▶ **Assignment**:
Scan the listing below. Report each line that includes "shortcut".
Entries supplied Start Marker
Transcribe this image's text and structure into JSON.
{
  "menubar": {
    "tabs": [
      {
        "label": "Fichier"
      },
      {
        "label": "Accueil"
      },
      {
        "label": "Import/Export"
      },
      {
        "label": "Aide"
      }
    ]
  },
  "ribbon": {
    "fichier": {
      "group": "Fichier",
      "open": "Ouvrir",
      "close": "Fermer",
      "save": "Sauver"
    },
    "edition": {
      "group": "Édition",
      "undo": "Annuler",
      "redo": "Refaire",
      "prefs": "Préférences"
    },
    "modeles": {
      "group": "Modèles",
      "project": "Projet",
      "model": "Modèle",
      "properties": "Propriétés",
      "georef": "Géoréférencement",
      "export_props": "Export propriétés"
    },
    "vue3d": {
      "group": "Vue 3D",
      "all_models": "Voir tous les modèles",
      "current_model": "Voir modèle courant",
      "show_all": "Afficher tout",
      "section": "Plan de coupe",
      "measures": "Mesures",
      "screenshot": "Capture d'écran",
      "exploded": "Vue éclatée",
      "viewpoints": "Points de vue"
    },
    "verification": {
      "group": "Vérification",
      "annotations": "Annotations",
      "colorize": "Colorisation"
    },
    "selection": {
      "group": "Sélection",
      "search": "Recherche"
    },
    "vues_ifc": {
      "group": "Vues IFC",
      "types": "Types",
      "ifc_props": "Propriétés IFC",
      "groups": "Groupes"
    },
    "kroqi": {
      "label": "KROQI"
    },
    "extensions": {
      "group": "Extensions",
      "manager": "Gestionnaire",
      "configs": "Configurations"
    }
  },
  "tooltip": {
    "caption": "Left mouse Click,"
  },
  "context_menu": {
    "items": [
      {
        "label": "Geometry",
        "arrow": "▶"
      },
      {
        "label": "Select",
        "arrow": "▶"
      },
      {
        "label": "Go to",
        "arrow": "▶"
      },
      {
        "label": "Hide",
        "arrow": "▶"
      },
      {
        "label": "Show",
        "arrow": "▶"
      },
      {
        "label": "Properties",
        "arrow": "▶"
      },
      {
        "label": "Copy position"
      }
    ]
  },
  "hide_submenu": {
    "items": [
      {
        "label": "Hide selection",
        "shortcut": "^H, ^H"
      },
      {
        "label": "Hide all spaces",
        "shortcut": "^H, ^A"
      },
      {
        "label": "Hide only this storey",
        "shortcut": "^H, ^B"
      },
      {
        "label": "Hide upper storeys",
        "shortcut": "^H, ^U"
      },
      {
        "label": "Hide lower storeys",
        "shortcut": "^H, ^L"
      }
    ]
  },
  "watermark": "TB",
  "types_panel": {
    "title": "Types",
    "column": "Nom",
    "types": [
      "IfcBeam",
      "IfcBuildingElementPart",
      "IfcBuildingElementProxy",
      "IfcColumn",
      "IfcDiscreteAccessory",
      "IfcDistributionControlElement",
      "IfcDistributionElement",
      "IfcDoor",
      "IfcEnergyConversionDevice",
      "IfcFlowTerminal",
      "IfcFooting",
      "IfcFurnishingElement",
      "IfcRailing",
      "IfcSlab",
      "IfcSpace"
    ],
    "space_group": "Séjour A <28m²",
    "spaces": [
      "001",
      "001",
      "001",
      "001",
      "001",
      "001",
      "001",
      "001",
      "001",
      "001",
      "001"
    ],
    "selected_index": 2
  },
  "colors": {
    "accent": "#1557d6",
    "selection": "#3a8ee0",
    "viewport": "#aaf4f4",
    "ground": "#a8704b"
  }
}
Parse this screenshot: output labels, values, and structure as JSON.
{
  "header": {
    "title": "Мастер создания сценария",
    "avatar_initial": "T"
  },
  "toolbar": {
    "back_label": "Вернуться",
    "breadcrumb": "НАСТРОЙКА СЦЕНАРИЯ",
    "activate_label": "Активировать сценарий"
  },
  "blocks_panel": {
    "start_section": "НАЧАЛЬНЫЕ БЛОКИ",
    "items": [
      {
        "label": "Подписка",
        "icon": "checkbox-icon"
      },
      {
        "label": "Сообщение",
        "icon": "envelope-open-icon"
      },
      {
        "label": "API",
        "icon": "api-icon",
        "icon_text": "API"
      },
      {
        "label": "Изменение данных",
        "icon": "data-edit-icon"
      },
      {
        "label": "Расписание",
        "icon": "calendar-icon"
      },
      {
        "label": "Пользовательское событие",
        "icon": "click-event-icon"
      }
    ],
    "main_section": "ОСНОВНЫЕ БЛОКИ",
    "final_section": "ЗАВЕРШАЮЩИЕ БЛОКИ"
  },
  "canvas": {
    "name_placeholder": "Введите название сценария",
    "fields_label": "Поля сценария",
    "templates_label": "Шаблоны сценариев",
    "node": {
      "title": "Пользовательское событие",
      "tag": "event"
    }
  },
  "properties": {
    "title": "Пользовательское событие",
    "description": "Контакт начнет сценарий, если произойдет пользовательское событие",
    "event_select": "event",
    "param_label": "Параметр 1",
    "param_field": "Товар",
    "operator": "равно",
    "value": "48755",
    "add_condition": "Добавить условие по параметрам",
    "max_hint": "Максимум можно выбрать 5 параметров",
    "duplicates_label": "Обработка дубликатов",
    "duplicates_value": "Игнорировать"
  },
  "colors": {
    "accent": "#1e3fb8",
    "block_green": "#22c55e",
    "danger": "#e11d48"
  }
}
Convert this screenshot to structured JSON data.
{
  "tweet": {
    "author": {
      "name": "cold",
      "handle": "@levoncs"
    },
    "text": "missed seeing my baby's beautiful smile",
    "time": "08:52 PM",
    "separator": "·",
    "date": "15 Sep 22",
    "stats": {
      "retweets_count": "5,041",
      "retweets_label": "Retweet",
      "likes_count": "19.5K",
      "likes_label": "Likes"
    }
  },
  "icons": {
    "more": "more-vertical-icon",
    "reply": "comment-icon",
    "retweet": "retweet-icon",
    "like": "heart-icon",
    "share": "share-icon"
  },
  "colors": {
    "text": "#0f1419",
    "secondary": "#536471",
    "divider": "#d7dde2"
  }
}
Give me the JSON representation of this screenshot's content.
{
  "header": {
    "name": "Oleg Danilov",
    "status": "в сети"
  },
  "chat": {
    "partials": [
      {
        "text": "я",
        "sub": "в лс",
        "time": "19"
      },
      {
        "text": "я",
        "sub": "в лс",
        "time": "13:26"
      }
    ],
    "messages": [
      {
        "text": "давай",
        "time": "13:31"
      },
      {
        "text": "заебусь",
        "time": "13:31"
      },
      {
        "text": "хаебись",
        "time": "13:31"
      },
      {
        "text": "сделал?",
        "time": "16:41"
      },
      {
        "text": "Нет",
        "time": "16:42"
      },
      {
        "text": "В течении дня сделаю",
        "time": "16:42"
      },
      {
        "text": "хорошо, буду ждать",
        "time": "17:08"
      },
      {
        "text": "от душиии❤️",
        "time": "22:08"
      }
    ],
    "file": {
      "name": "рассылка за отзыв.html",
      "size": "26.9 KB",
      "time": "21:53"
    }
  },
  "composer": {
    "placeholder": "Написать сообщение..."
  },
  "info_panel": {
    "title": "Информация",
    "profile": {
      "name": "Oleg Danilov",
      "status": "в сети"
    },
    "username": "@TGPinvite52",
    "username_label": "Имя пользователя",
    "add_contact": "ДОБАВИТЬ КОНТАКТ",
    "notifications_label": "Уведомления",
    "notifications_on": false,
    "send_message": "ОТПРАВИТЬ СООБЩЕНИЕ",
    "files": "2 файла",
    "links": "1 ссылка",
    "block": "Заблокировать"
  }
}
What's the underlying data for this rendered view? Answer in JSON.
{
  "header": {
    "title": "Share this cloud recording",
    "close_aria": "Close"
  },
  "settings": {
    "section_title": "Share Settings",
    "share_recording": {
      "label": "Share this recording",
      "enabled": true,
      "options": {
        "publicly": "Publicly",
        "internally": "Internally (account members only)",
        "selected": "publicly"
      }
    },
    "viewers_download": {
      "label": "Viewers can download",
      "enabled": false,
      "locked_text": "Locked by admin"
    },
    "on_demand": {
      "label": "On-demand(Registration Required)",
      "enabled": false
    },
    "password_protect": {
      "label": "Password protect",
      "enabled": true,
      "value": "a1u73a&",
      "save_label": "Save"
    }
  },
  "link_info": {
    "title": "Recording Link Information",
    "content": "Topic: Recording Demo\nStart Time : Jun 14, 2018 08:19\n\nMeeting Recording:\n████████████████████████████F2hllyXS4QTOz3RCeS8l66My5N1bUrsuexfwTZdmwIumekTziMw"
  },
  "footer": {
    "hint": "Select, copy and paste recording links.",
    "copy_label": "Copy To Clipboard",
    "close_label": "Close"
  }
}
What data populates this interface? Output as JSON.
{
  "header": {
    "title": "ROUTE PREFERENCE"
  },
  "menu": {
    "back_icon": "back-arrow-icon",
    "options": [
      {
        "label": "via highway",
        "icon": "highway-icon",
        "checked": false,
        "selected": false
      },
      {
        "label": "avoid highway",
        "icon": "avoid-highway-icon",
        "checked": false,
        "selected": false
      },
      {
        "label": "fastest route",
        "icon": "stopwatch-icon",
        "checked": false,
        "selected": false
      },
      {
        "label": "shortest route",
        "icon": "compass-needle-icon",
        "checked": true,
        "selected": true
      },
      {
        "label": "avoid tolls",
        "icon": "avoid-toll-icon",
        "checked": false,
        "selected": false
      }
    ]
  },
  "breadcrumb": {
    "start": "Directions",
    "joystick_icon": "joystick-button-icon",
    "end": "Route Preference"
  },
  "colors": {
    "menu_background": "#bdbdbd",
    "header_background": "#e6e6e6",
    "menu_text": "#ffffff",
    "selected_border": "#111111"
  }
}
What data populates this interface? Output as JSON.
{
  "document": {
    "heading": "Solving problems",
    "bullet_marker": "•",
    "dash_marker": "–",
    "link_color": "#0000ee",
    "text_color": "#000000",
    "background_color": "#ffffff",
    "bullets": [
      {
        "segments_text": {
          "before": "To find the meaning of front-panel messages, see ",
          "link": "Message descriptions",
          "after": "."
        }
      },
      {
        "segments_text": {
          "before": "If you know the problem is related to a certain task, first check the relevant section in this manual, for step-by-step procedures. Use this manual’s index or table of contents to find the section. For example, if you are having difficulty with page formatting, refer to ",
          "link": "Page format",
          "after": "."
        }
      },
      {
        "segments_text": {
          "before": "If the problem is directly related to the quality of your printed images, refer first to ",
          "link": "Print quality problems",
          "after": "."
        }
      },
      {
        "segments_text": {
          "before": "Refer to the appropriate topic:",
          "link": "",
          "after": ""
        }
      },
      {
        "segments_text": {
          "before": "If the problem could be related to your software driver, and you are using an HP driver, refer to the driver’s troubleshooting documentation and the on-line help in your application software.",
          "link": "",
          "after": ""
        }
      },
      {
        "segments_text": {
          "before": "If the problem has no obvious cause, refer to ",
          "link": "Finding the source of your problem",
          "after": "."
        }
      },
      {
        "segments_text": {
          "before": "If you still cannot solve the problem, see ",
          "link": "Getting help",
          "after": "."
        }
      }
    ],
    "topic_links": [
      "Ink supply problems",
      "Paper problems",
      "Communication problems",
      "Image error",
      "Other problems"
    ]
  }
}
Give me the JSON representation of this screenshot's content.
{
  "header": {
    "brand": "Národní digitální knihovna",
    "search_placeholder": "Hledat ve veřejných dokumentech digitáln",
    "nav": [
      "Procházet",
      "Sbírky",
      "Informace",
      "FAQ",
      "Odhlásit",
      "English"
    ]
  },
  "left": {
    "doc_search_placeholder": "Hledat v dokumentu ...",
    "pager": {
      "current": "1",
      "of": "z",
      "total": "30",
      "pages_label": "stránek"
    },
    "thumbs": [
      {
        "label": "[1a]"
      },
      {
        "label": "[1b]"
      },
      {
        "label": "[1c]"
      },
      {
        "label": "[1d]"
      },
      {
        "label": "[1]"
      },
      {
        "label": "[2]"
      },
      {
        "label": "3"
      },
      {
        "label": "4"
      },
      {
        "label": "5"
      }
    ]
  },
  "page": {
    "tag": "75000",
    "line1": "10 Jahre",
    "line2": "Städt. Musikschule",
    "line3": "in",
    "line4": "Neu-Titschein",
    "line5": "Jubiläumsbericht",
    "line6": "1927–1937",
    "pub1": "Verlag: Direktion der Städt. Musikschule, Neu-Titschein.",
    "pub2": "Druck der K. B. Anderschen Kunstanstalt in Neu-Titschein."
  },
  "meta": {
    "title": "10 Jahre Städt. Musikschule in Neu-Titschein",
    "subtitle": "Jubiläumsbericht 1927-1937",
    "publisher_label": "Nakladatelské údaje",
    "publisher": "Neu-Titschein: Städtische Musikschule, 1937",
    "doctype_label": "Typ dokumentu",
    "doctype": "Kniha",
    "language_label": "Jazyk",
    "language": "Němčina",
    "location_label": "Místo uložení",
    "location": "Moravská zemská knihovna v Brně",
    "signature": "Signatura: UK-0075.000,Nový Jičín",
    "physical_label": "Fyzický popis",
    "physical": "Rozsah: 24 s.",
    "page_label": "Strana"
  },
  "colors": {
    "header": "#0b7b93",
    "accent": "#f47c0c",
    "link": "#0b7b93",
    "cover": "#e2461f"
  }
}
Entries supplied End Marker
▶ **Result for this exercise**:
        "shortcut": "^H, ^H"
        "shortcut": "^H, ^A"
        "shortcut": "^H, ^B"
        "shortcut": "^H, ^U"
        "shortcut": "^H, ^L"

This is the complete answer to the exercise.